Stored entries
=-=-=
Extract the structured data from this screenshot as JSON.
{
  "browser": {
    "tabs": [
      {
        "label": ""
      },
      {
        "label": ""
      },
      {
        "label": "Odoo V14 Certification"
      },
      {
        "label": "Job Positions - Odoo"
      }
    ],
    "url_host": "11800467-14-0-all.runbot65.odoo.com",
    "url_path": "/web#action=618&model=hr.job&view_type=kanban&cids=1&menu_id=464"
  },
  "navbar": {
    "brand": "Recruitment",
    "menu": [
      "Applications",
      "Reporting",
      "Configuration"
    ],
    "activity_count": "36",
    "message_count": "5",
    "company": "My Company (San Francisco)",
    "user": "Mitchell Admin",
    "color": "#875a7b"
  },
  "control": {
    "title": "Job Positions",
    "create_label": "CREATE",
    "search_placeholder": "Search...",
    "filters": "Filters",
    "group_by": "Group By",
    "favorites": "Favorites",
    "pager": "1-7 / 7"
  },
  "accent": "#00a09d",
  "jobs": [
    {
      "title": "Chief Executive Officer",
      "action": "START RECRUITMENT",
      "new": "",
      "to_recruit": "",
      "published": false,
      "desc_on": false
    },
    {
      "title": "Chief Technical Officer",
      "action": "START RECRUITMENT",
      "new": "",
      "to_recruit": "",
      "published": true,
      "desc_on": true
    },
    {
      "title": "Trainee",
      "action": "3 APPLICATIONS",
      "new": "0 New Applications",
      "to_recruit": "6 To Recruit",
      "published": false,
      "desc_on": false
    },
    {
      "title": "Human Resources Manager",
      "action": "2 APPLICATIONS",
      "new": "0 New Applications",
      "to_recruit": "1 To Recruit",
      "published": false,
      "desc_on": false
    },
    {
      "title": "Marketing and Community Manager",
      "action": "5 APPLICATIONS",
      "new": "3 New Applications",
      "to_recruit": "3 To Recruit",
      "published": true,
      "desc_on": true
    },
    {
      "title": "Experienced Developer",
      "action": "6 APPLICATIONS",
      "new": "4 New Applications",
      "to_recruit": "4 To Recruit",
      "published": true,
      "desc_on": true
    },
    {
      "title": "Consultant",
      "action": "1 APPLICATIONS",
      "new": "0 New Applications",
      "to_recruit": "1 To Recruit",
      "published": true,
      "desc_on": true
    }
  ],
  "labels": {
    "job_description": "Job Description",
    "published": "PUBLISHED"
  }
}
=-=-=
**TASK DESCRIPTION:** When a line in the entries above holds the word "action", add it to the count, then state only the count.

**ANSWER SECTION:** 8